Reproduce the entries that follow exactly, dropping each image.

::::

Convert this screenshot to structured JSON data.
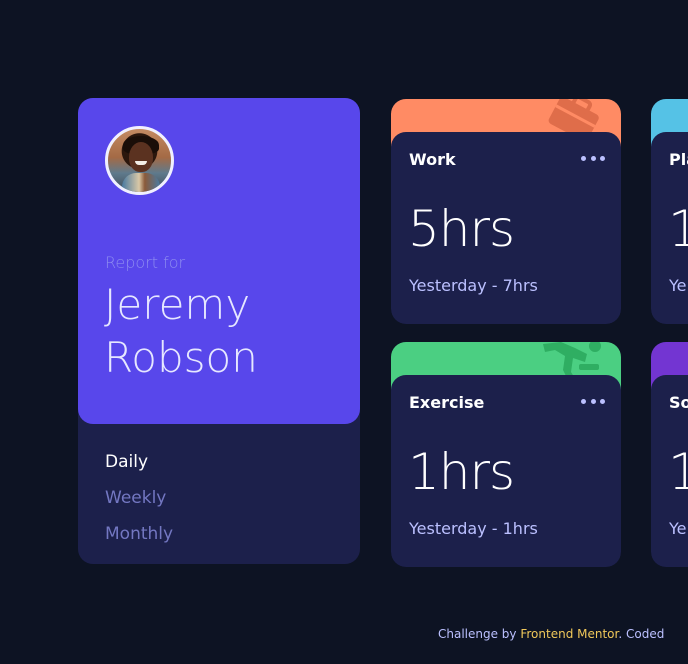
{
  "profile": {
    "report_for": "Report for",
    "name_first": "Jeremy",
    "name_last": "Robson",
    "periods": [
      "Daily",
      "Weekly",
      "Monthly"
    ],
    "active_period": "Daily"
  },
  "cards": [
    {
      "title": "Work",
      "hours": "5hrs",
      "previous": "Yesterday - 7hrs",
      "color": "#ff8b64",
      "icon": "briefcase-icon"
    },
    {
      "title": "Play",
      "hours": "1",
      "previous": "Ye",
      "color": "#55c2e6",
      "icon": "game-icon"
    },
    {
      "title": "Exercise",
      "hours": "1hrs",
      "previous": "Yesterday - 1hrs",
      "color": "#4bcf82",
      "icon": "runner-icon"
    },
    {
      "title": "So",
      "hours": "1",
      "previous": "Ye",
      "color": "#7335d2",
      "icon": "heart-icon"
    }
  ],
  "footer": {
    "prefix": "Challenge by",
    "link": "Frontend Mentor",
    "suffix": ". Coded"
  }
}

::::

• [Task result]
Convert this screenshot to structured JSON data.
{
  "profile": {
    "report_for": "Report for",
    "name_first": "Jeremy",
    "name_last": "Robson",
    "periods": [
      "Daily",
      "Weekly",
      "Monthly"
    ],
    "active_period": "Daily"
  },
  "cards": [
    {
      "title": "Work",
      "hours": "5hrs",
      "previous": "Yesterday - 7hrs",
      "color": "#ff8b64",
      "icon": "briefcase-icon"
    },
    {
      "title": "Play",
      "hours": "1",
      "previous": "Ye",
      "color": "#55c2e6",
      "icon": "game-icon"
    },
    {
      "title": "Exercise",
      "hours": "1hrs",
      "previous": "Yesterday - 1hrs",
      "color": "#4bcf82",
      "icon": "runner-icon"
    },
    {
      "title": "So",
      "hours": "1",
      "previous": "Ye",
      "color": "#7335d2",
      "icon": "heart-icon"
    }
  ],
  "footer": {
    "prefix": "Challenge by",
    "link": "Frontend Mentor",
    "suffix": ". Coded"
  }
}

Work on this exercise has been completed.